China’s central bank extended a cut in reserve requirements to some national lenders as officials try to support the economy without broader stimulus. In the U.S., industrial output increased more than forecast in May, while the Federal Reserve of New York’s Empire manufacturing report unexpectedly climbed this month as orders jumped………………………………………..Full Article: Source

Posted on 17 June 2014 by VRS |  Email |Print

In terms of copper production, it’s Chile who accounts for the lion’s share of world output by far. However, there are still several other countries with significant operations, including neighbouring Peru, as well as China, the U.S. and Russia.
The United States Geological Survey released its most recent set of data on copper-producing countries, and Copper Investing News took a look to see who made the top ten. Below is a list of the top ten copper producing countries as reported by the USGS, ordered by total production………………………………………..Full Article: Source

Posted on 17 June 2014 by VRS |  Email |Print

The Forward Markets Commission has set up a working group to prepare a roadmap and a structure for a common clearing system for all commodity exchanges in the country in order to reduce transaction costs of market participants and strengthen risk management systems.
The commodity markets regulator announced this in an office memorandum on Monday. The move comes in the backdrop of the payment crisis involving the National Spot Exchange Ltd that broke out in July last year when the exchange could not settle contracts………………………………………..Full Article: Source

Posted on 17 June 2014 by VRS |  Email |Print

We hate you guys.” This was how Luo Ping, a senior official at the China Banking Regulatory Commission, vented his frustration at the US in 2009. He and others in China believed that, as the US Federal Reserve printed money to resuscitate American demand, the value of China’s vast US Treasury bond holdings would plunge along with the dollar.
“Once you start issuing $1tn-$2tn . . . we know the dollar is going to depreciate so we hate you guys – but there is nothing much we can do,” Mr Luo told a New York audience………………………………………..Full Article: Source

Posted on 17 June 2014 by VRS |  Email |Print

Bitcoin has stared down an existential threat, after a consortium of miners briefly gained enough processing power to theoretically destroy the currency. For a few hours on Friday, mining pool Ghash.io controlled 51% of all the processing power being used to perform the calculations that keep bitcoin secure.
If it had abused that power, it would have had the ability to irreversibly take money from other users, simply by rewriting the register of who owns which bitcoins. But shortly after the threshold was breached, some members of the mining pool pulled their computing power from the group, averting – or at least, delaying – catastrophe………………………………………..Full Article: Source

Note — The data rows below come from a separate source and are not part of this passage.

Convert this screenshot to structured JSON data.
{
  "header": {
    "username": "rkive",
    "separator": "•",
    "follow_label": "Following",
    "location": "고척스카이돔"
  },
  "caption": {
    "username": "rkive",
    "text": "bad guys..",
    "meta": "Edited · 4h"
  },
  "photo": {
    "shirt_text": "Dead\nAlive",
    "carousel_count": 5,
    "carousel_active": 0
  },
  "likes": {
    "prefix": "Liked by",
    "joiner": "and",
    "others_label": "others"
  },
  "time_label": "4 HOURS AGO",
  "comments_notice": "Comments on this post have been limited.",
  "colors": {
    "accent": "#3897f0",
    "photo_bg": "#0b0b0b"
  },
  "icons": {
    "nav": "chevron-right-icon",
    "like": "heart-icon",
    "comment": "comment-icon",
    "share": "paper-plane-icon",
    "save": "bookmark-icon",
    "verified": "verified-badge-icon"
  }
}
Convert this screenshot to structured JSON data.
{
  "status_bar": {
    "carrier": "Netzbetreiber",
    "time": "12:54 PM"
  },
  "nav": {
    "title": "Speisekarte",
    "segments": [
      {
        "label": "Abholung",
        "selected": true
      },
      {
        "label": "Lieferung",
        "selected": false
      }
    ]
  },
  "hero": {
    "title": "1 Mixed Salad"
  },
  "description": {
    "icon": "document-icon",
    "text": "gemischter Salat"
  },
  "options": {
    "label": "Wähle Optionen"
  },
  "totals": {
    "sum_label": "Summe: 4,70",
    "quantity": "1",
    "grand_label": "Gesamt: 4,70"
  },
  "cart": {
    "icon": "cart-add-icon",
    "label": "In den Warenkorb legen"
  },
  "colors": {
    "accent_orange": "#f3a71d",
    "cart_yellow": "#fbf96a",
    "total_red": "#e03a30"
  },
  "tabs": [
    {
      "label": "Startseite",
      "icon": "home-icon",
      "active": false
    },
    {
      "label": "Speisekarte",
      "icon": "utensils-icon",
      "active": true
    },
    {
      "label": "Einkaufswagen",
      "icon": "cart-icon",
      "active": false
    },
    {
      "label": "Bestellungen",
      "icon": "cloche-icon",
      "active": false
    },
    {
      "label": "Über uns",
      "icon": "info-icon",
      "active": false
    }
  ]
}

Posted on 17 June 2014 by VRS |  Email |Print

The use of carbon markets to curb rising greenhouse gas emissions was dealt a blow on Sunday after two weeks of United Nations talks on designing and reforming the mechanisms ended in deadlock.
The negotiations, held as part of U.N. climate negotiations in Bonn, Germany, made scant progress as envoys representing almost 200 nations tied reforms to progress under the wider discussions and remained entrenched in diverse positions………………………………………..Full Article: Source

Posted on 17 June 2014 by VRS |  Email |Print

European Union negotiations this week on planned energy and climate policies will focus on ways to share the burden of carbon reductions after 2020, according to an EU document prepared for the talks.
In the series of bilateral discussions, the bloc’s senior officials and representatives of EU heads of state and government will also discuss ways to boost the share of renewable energy and the need for an energy-efficiency target, according to the document, which was obtained by Bloomberg News………………………………………..Full Article: Source

See more articles in the archive

banner
October 2014
S M T W T F S
« Sep    
 1234
567891011
12131415161718
19202122232425
262728293031